A Nice Green Leaf: A properly great day


Can you guess whose greenhouse this is?

He's the coolest Englishman who ever lived, including William Shakespeare, who does come a close second. And to anyone who says different, I say: pajamas.

Today is the 150th anniversary of Chas Darwin reading a joint paper to the Linnaean Society concerning his new theory of evolution. This is his greenhouse, full of the insectivorous plants he studied.
Darwin is best known for his work on Galapagos finches, giant tortoises, coral reefs and barnacles. But his studies of plants are less well-known. Perhaps it's something to do with the titles: "Various Contrivances By Which British and Foreign Orchids are Fertilized by Insects" doesn't exactly sell itself.

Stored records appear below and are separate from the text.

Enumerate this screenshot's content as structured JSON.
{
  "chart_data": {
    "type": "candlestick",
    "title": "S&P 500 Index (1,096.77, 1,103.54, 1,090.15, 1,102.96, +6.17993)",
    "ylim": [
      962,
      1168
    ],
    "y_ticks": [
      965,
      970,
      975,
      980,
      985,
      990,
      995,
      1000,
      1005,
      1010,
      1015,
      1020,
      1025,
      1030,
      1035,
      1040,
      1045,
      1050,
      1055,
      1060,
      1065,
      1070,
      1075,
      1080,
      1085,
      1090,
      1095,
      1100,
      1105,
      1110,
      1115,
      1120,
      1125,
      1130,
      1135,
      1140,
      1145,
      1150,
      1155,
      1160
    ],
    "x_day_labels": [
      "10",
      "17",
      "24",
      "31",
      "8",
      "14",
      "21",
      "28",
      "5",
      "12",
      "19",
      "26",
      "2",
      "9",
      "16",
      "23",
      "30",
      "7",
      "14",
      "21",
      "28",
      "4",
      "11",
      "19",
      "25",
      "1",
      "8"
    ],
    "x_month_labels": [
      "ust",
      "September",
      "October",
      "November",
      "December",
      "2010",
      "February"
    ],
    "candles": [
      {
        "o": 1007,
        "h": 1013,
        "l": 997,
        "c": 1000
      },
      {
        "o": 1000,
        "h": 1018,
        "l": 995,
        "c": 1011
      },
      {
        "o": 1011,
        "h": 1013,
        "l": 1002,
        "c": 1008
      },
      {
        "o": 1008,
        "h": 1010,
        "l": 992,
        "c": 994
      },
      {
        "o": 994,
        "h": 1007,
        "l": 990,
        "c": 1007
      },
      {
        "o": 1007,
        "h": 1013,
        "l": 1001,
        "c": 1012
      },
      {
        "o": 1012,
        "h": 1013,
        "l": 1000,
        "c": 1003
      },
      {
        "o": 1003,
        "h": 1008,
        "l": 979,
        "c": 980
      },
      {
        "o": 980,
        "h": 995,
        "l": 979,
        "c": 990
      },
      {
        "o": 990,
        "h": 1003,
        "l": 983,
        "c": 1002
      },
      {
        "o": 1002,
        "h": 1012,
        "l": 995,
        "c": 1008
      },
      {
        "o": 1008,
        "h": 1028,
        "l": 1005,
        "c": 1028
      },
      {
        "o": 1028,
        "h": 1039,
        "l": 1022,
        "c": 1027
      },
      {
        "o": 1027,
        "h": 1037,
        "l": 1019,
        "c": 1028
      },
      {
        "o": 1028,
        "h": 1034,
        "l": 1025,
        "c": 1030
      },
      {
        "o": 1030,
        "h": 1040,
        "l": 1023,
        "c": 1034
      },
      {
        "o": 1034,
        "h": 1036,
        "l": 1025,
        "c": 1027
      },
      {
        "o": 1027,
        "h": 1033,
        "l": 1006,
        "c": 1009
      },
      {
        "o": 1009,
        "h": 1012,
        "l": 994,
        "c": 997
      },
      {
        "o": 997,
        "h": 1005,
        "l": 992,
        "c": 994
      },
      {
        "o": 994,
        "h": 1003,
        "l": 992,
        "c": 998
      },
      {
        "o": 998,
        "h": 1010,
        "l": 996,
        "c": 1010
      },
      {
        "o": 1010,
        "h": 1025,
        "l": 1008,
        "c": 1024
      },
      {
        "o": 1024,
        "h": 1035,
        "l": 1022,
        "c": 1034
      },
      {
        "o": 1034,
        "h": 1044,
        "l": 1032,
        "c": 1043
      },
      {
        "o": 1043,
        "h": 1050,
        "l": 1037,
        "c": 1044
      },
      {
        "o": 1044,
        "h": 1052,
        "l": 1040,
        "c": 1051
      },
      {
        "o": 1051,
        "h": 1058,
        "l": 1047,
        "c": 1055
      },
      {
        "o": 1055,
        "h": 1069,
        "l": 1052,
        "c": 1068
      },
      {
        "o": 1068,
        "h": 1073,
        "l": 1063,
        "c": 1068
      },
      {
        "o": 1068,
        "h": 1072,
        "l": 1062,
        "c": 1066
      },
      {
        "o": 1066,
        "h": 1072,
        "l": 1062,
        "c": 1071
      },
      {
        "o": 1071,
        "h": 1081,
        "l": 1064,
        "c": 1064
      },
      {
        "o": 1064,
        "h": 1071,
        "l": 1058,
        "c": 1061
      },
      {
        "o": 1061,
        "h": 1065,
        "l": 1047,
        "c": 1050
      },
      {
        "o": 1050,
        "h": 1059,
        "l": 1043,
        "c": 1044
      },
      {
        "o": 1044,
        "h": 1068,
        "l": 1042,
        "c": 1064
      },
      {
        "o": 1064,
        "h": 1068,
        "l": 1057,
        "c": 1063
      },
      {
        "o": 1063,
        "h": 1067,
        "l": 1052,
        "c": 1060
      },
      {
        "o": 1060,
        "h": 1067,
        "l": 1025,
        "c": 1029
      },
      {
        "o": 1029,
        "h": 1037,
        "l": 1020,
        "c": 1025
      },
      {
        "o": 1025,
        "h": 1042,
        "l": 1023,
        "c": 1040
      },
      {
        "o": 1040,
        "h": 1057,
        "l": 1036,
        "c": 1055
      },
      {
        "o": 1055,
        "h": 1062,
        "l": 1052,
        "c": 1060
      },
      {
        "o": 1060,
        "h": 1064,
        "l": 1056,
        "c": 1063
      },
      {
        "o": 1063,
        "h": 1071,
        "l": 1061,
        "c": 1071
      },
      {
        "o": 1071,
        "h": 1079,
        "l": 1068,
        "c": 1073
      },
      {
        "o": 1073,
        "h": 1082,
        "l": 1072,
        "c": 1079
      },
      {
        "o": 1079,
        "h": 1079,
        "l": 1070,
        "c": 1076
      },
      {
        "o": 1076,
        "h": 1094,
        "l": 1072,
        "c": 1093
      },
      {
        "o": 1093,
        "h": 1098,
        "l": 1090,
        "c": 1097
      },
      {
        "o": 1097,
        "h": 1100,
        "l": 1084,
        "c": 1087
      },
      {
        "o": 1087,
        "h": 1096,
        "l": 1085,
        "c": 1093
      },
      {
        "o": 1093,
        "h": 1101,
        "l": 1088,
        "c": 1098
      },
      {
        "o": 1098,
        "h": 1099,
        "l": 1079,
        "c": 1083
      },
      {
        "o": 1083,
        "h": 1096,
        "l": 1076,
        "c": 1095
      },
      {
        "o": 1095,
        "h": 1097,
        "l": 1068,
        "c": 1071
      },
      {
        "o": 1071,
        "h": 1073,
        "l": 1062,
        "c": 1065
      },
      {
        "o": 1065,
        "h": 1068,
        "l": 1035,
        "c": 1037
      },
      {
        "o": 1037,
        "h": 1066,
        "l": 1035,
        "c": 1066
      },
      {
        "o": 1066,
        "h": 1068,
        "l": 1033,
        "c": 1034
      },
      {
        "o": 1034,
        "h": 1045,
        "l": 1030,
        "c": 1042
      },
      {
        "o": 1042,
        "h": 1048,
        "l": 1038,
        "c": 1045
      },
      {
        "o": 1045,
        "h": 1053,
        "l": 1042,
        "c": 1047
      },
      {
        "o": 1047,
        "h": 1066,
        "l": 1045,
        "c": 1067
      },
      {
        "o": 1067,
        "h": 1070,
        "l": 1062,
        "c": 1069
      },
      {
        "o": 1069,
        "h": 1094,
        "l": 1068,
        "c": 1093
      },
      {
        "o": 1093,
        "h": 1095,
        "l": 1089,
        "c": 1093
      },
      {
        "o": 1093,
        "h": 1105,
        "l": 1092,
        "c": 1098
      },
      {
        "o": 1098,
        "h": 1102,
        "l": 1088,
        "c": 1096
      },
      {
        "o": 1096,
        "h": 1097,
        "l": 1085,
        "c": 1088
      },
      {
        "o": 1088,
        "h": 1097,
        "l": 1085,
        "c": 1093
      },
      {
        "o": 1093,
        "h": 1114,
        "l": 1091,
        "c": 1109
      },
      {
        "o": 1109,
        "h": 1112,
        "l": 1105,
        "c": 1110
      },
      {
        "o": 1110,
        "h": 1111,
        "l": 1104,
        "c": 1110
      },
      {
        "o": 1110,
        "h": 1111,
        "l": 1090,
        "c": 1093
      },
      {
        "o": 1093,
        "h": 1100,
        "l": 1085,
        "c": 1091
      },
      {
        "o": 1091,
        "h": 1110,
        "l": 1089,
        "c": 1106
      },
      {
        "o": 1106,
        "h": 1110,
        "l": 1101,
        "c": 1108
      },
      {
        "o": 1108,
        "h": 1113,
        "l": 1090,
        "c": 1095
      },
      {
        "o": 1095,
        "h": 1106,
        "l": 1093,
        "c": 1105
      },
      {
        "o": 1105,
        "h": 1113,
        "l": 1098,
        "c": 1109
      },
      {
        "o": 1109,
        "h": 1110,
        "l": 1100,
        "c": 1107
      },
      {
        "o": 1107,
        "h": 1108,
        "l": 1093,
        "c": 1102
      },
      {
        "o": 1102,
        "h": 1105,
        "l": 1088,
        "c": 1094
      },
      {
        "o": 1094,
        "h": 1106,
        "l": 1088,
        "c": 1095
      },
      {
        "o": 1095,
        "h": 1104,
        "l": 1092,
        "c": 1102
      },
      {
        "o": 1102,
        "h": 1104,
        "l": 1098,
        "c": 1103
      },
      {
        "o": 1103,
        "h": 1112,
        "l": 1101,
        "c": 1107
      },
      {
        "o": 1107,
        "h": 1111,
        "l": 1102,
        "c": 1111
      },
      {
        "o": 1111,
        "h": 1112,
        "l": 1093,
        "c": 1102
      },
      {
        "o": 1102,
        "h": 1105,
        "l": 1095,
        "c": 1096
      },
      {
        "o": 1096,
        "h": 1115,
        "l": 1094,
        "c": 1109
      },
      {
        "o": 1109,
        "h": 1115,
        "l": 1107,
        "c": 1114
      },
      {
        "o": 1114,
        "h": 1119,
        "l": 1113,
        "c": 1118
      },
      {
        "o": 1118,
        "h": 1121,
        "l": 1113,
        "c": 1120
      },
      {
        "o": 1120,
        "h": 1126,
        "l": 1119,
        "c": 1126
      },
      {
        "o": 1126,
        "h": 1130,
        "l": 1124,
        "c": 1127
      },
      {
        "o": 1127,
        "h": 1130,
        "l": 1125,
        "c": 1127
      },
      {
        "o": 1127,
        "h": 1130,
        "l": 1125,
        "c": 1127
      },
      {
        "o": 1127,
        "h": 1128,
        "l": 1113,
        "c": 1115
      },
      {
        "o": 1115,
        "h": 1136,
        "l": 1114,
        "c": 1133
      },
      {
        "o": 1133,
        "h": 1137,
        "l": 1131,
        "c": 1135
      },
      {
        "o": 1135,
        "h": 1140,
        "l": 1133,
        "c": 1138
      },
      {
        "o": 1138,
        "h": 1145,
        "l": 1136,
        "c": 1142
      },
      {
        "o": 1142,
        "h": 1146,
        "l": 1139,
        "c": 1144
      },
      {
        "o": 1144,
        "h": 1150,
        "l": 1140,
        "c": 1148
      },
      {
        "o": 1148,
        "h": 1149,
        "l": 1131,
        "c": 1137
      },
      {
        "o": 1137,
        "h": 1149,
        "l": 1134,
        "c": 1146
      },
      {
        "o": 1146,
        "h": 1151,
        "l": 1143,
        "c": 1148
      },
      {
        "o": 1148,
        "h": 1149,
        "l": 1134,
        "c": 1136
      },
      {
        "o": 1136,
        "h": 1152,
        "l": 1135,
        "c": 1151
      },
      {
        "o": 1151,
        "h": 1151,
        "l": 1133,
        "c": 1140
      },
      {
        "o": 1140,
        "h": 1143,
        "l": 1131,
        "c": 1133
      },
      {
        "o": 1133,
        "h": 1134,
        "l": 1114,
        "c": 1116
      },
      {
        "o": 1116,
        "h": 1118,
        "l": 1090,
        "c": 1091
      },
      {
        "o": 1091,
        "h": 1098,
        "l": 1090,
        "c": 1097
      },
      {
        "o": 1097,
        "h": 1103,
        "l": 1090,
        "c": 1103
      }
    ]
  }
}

And didn't at the time either.

Now New York Botanic Garden have put on an exhibition to get Darwin's botanical work better known. The catalogue is great entertainment for a Darwin-lover like me, including the beautiful teaching charts used by Henslow, his botany teacher at Cambridge; and records of his home "Weed Garden", which involved clearing off turf and recording the species which recolonized.
(Come on! A Weed Garden! It's so cool! Can I get away with that as an excuse to the allotment committee?)

Dsc_1983jpegBut if I don't get to NYC to see the show, I reckon the best way to get in touch with Darwin and his plants is to go to Down House
and see the garden and the greenhouse. The gardeners there have
recently started growing heritage vegetables which just adds to the
atmosphere - as if Darwin just popped out for a walk. (And you can get
really good audioguides narrated by David Attenborough. And even see
Darwin's office with a firefront dog basket.)

We should be celebrating this anniversary, and next year's of the publication of the Origin, with enormous excitement. This is a humungus scientific breakthrough that totally belongs to us in the UK, and which completely changed our view of the world. Break open something fizzy today, even if it's just a Fanta, and please be upstanding for Mr Charles Darwin.

No comments: